“I feel stupid for not having seen this coming”, exclaims Lynda White, class of ‘88, “It frightens me that this is the way they are going to handle everything now: a big quagmire and not telling us anything. I’m very upset”.
It is 8:10 PM Eastern Time, and the alumni that have gathered in a small East Village theatre to watch the Board of Trustees’ Q&A broadcast are upset indeed. Antioch University Chancellor Toni Murdock just announced the cancellation of the event. The official reason? Antioch College faculty have just filed a permanent injunction against the BOT. “We are now unable to comment on the lawsuit or its subject matter” declared Murdock.

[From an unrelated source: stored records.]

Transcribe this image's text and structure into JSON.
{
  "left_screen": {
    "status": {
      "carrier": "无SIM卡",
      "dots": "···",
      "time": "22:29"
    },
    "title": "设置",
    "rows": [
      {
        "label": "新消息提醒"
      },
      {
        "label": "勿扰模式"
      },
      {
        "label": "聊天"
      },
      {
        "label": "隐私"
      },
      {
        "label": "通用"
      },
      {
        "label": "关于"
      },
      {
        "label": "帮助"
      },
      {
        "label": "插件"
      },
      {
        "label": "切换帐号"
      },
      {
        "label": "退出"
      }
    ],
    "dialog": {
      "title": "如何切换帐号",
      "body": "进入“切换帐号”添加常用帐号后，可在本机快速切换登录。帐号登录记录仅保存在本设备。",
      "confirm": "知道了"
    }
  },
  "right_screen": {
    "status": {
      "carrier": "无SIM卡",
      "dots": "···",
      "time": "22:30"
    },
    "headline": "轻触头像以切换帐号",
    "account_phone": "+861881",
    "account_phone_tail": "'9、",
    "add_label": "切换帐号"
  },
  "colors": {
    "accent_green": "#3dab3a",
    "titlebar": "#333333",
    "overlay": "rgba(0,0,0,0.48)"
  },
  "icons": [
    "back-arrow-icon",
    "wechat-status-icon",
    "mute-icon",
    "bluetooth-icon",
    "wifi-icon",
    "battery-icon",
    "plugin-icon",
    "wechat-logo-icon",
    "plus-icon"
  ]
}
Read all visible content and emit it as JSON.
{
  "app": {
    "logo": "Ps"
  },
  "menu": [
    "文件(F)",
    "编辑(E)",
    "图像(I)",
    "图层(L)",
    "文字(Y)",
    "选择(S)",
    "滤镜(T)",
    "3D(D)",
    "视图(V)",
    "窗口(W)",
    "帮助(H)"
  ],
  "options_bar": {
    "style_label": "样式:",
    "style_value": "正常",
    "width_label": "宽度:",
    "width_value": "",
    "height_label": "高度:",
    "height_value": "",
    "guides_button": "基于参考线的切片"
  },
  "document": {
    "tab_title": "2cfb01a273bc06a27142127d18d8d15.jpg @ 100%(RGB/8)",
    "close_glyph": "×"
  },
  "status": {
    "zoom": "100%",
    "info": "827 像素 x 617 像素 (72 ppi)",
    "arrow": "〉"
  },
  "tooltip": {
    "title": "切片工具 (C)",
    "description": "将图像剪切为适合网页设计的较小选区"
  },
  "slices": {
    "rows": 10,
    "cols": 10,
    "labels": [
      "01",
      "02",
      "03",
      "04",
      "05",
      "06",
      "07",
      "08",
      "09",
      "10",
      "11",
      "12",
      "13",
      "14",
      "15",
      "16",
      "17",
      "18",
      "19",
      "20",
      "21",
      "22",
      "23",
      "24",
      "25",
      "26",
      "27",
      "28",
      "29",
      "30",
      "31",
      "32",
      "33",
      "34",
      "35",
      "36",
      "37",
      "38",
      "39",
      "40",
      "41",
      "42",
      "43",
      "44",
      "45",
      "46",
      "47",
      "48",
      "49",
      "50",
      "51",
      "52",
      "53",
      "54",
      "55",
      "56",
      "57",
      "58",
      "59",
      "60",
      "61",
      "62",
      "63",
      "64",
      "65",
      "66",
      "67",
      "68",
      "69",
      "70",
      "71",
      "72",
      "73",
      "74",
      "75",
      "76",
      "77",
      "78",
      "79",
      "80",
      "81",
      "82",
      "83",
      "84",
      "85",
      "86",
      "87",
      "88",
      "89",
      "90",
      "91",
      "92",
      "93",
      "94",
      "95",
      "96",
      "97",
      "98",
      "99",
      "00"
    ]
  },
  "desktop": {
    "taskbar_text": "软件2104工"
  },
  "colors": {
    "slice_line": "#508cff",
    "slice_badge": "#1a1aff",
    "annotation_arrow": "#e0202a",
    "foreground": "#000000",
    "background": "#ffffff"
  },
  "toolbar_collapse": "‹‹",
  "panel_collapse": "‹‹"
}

The alumni present, however, do not seem convinced of the Board’s candour, and suspect the lawsuit to be a convenient excuse behind which to retreat. “I’m not surprised”, sighs Sonia Jaffe-Robbins, ‘65
“As soon as I heard about the lawsuit I knew that the Administration would take advantage of it. I wish the faculty had waited until after the broadcast.” she added later.
“We had to move quickly to prevent the selling or liquidation of College assets–these include the buildings, the land, Glen Helen, The Coretta Scott King Center, Antioch Education Abroad, and the College endowment. The College has already been seriously damaged by the Board’s announcement and we wanted to make sure that no further dissolution went forward” explains Ann Bohlen, Professor of Communications.
Professor of Philosophy and Political Theory Scott Warren recounts: “Most of the faculty thought that the cancellation of the Board webcast was a bit strange. They certainly knew more than five minutes before the webcast that we were filing a lawsuit.” Indeed, Marylou LaPierre, speaker for the University, asserts that the faculty’s decision to take legal action did not come as a shock. “We had heard rumors. We were only surprised about the timing”, she added, “We expected it to come sooner.”
The faculty reached an agreement as an overwhelming 32 out of 40 voted to fight to keep the college open and to engage in legal action. The faculty is trying to foment unity not only within its ranks, but among all community members who are committed to saving Antioch College. “Our efforts are in conjunction with the Alumni Board and the Union (Local 767 of the U.E.), Community Government, members of the Village of Yellow Springs and former members of the Board of Trustees”, specified Bohlen. The Alumni Association and the Faculty have indeed officially expressed their support for eachother in a series of communiques.
Among the factions of the Revival movement, however, the College faculty, were in a particular position to act. ‘When the University Board of Trustees refused to reconsider its decision to close Antioch College, the faculty became convinced that we had no other option than to initiate legal procedings, and the tenured faculty is the only group with the legal standing to do so,’ explained Bohlen.
According to the faculty press release, the legal complaint alleges that “the Board breached their contractual responsibilities” in several ways: by implementing a damaging renewal plan in 2004, by failing to consult with faculty and AdCil before reaching their decision, and by choosing to close down Antioch college when “less drastic measures were available.”
The faculty involved in the lawsuit are hoping that an injunction will prevent the College from closing its doors in 2008, preserve faculty positions –including tenure– and protect the College’s assets from liquidation by the Board.
The Board has 28 days to respond from the day the lawsuit was filed. Professor Scott Warren emphasized the optimism that he believes is shared by his colleagues. “The efforts of the faculty, alumni, students, staff, and other interested parties are very encouraging.”